• Unit Checkpoint

Unit 14: Semester Review and Test

• Semester Review
• Semester Test

Course Length 12 Months
Prerequisites N/A
Course Materials

Many K12 courses utilize physical materials in addition to the online content.  These materials may include the following.

K12
Standard Kits

STANDARD kits contain K12 course materials that are required for completion of the course.  These kits include K12 authored materials and/or difficult to procure materials that a student needs to complete a course. Printed reference guides are not included in Standard kits.

Consumable
Materials

CONSUMABLE kits contain only those materials from the standard kit that are intended for one time use. Families who purchase a Standard kit for Child A could later purchase a Consumable kit for Child B to complete the same course.

Materials

Offered for added convenience, ADDITIONAL kits contain easily obtained materials needed for the course which a family may already have in their home.

Learning
Coach and/or Student Reference Guides are available for purchase with some courses.  Electronic versions of these reference guides are also available within digital courses.

Course Start Date

Independent Study Courses

Courses can be started any day for independent study courses without a teacher. Full-year courses last 12 months and semester courses last 6 months.

Courses Taught by a K12 Teacher

Courses with a teacher have designated start dates throughout Fall and Spring. Full-year courses last 10 months and semester courses last 5 months. Courses are taught by teachers in K12 International Academy. For details on start dates, click here.

Teacher Assisted This course is available in two forms: taught by a teacher or designed for independent use. This teacher-supported course is taught through K12 International Academy. It is also available as independent study, where a parent will guide the course.
1. Be the first to review this product

To use this course, you'll need a computer with an Internet connection.  Some courses require additional free software programs, which you can download from the Internet.

Hardware and Browsers (Minimum Recommendations)

Windows OS

• CPU: 1.8 GHz or faster processor (or equivalent)

• RAM: 1GB of RAM

• Browser: Microsoft Internet Explorer 9.0 or higher, Mozilla Firefox 10.0 versions or higher, Chrome 17.0 or higher

• At this time our users are encouraged not to upgrade to Windows 10 or Edge (the new browser)

Mac OS

• CPU: PowerPC G4 1 GHz or faster processor; Intel Core Duo 1.83 GHz or faster processor

• RAM: 1GB of RAM

• Browser: Firefox 10.0 versions or higher, Chrome 17.0 or higher (Safari is not supported!)

Using  Mobile Devices with the Online School

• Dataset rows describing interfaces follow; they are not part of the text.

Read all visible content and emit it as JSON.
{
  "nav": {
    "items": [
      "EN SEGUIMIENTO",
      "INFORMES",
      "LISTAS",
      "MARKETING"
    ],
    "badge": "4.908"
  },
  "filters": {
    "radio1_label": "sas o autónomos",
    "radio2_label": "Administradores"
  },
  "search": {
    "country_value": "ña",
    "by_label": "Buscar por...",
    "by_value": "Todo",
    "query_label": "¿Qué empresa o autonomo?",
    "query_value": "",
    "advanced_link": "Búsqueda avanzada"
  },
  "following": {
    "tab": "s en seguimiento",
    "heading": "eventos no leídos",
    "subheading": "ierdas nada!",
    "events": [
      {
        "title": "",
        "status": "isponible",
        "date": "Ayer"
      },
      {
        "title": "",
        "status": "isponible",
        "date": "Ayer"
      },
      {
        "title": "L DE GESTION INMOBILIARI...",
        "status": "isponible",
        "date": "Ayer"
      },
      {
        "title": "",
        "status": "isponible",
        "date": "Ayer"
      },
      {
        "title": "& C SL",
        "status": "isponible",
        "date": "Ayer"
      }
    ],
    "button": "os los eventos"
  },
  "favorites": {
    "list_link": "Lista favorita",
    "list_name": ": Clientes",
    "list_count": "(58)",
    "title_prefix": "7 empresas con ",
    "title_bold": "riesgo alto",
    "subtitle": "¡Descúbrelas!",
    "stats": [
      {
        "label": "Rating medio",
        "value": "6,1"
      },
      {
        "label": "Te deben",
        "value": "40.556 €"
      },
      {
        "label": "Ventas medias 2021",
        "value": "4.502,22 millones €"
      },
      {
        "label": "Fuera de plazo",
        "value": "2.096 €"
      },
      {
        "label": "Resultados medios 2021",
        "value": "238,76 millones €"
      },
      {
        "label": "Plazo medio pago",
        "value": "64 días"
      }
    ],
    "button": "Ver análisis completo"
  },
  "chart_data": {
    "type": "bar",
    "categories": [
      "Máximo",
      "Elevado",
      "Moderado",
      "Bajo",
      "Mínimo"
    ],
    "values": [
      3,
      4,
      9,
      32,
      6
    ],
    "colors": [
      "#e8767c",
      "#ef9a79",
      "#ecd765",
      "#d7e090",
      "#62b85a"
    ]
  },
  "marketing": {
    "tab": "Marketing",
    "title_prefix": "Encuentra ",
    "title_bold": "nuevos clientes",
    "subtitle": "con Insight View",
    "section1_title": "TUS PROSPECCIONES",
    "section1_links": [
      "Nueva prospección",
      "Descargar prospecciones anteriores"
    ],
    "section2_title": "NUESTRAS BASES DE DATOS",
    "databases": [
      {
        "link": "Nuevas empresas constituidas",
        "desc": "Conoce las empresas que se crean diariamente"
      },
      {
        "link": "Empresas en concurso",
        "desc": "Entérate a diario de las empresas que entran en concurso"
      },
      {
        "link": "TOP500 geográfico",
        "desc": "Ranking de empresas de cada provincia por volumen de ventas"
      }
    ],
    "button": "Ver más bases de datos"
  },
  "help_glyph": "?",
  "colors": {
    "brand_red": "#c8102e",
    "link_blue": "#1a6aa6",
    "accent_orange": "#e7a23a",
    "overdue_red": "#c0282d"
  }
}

Unfortunately, many portable devices do not support the software products required to run the Online School. These devices may include (but not limited to): Chromebooks, iPads, iPhones, iPods, Kindles, eReaders, and Andriod phones.

Internet Connections

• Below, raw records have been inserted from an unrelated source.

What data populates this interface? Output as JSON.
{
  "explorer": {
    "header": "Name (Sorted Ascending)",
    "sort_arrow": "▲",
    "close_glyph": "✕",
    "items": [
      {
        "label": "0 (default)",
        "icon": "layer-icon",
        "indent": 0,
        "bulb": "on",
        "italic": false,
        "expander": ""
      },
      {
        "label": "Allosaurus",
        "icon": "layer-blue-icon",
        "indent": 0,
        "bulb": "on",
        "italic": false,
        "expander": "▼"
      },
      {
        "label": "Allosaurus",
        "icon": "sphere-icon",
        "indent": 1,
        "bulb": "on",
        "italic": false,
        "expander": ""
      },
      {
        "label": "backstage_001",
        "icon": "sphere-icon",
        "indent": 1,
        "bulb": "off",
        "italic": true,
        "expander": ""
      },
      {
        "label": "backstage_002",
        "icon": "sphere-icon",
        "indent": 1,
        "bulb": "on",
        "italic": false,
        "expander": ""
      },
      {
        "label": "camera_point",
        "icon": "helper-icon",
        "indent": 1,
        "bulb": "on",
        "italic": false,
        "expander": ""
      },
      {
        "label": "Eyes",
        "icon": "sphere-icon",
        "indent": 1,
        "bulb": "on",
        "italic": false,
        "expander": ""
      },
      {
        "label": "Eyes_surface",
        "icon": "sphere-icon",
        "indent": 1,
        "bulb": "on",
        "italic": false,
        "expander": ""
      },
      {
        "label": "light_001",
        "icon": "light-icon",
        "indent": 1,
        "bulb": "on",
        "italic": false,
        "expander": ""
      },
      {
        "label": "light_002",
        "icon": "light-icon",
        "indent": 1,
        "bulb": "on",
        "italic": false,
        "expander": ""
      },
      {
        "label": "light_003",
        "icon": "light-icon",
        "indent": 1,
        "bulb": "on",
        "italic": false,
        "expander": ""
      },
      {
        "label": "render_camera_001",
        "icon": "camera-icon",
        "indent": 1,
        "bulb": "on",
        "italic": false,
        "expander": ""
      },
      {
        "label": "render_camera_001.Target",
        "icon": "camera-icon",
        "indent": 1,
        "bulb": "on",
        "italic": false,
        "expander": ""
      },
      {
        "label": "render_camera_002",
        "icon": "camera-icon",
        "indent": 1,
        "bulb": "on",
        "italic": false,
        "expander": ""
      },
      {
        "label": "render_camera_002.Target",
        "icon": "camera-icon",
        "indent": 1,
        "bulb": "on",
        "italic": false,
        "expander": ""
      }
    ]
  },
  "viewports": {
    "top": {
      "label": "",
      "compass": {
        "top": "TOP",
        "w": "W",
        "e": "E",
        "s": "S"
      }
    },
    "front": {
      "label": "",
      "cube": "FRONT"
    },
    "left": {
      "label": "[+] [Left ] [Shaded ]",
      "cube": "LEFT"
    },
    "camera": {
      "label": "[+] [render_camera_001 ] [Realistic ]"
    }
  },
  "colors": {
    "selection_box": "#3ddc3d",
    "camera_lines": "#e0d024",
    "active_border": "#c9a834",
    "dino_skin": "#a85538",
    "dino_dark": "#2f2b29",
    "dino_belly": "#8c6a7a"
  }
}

It is highly recommended that a broadband connection be used instead of dial up.